### Given records

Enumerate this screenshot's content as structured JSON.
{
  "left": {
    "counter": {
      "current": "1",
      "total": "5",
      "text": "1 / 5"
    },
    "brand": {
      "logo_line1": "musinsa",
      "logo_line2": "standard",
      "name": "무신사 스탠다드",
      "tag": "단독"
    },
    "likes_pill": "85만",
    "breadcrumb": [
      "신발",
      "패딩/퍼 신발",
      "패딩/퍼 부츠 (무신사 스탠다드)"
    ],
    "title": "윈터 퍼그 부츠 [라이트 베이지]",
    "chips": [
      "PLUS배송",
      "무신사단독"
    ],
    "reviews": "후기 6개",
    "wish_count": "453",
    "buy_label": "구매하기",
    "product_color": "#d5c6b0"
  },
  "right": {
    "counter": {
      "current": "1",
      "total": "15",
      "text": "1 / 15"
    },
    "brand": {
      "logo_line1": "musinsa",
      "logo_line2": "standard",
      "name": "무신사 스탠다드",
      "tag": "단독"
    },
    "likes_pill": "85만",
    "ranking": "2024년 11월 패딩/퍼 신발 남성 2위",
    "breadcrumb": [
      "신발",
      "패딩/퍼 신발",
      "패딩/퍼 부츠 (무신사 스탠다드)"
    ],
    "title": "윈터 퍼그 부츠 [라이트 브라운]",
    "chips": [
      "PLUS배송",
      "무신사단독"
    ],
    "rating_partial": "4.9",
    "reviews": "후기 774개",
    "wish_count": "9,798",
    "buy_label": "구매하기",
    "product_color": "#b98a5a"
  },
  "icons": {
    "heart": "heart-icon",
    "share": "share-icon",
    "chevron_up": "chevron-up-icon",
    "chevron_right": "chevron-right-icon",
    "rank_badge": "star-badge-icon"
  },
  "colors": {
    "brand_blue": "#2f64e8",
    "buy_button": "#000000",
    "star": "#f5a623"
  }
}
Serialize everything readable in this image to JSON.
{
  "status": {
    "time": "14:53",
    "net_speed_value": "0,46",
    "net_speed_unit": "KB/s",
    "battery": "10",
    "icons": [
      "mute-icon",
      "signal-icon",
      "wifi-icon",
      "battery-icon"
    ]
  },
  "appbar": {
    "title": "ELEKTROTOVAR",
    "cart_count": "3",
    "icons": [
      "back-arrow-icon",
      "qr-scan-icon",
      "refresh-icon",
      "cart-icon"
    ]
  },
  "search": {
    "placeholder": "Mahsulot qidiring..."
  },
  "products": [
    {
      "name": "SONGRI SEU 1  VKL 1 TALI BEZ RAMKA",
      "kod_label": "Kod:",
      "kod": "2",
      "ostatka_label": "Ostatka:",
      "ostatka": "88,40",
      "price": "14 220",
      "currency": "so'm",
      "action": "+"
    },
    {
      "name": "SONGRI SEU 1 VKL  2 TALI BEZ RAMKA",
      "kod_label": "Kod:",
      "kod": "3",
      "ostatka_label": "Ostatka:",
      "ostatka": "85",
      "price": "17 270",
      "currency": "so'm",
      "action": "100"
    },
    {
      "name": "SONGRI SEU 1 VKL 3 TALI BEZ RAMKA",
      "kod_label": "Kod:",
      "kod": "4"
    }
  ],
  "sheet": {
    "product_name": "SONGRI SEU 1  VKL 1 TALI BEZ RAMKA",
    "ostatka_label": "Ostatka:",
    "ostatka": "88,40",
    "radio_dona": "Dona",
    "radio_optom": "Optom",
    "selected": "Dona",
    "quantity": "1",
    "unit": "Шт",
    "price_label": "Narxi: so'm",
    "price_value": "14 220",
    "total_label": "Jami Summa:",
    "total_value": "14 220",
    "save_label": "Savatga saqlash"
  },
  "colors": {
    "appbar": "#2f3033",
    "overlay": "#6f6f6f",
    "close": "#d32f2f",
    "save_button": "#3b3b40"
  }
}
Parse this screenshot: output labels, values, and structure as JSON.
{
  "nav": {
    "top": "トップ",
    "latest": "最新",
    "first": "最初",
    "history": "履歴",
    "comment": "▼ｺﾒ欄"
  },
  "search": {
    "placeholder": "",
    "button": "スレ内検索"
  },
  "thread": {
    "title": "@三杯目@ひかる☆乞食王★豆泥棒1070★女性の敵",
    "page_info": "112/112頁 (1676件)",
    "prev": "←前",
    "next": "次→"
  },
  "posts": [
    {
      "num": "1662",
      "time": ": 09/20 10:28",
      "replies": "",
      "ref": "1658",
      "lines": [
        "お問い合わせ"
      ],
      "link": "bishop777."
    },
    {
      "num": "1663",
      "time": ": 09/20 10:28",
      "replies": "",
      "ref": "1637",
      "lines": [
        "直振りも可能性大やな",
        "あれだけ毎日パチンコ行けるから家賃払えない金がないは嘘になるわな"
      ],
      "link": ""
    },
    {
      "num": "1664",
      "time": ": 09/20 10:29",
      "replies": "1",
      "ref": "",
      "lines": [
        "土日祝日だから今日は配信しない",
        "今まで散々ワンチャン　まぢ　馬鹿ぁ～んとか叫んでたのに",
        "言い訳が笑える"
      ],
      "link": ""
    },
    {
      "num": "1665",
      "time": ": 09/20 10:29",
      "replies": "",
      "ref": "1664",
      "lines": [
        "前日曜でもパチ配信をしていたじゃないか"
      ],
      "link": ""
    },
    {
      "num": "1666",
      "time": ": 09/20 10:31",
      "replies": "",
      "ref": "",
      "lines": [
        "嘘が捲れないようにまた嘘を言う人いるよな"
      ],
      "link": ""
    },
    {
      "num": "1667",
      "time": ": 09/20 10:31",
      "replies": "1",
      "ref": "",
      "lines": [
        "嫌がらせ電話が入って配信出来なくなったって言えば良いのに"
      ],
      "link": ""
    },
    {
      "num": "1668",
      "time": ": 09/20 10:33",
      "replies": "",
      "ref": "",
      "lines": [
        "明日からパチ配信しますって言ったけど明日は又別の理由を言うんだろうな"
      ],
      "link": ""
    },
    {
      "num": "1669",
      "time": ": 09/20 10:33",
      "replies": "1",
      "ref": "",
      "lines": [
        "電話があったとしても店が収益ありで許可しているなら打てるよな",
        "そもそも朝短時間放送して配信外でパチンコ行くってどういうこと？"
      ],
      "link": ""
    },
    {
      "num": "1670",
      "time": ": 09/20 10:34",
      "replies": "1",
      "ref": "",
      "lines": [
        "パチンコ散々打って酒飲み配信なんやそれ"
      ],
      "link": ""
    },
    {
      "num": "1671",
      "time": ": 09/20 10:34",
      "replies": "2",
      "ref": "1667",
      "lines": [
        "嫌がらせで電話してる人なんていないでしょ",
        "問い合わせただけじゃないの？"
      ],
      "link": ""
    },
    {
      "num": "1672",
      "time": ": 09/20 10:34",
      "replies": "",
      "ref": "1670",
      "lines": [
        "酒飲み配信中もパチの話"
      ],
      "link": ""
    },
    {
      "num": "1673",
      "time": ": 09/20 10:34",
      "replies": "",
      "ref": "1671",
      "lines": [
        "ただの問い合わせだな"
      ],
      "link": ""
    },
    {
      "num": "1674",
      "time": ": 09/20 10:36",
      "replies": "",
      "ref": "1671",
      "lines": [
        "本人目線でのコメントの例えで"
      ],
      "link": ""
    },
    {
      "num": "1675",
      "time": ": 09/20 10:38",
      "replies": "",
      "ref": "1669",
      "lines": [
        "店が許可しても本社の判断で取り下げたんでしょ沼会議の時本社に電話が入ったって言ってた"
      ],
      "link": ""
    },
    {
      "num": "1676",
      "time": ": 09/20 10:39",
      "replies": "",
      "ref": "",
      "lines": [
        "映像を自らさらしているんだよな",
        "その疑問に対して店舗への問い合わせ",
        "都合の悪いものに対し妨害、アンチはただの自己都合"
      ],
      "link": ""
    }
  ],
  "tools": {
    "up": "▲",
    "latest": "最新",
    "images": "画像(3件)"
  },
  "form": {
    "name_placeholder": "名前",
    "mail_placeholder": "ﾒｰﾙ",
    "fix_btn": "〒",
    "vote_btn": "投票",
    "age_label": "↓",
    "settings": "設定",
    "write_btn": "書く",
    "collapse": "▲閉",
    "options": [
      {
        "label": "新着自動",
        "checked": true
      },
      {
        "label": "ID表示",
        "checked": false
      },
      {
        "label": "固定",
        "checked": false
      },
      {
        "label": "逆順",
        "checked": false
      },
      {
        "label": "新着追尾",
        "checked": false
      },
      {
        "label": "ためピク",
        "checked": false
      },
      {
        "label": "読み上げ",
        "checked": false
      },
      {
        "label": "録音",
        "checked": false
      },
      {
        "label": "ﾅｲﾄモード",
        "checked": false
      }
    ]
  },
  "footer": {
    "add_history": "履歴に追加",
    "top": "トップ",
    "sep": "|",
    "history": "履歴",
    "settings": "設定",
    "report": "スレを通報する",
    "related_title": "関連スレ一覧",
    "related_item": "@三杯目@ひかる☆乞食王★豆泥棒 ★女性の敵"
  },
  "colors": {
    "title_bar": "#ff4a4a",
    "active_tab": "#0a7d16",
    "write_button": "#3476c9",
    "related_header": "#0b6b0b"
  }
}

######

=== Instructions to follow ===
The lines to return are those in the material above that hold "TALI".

=== Solved exercise ===
      "name": "SONGRI SEU 1  VKL 1 TALI BEZ RAMKA",
      "name": "SONGRI SEU 1 VKL  2 TALI BEZ RAMKA",
      "name": "SONGRI SEU 1 VKL 3 TALI BEZ RAMKA",
    "product_name": "SONGRI SEU 1  VKL 1 TALI BEZ RAMKA",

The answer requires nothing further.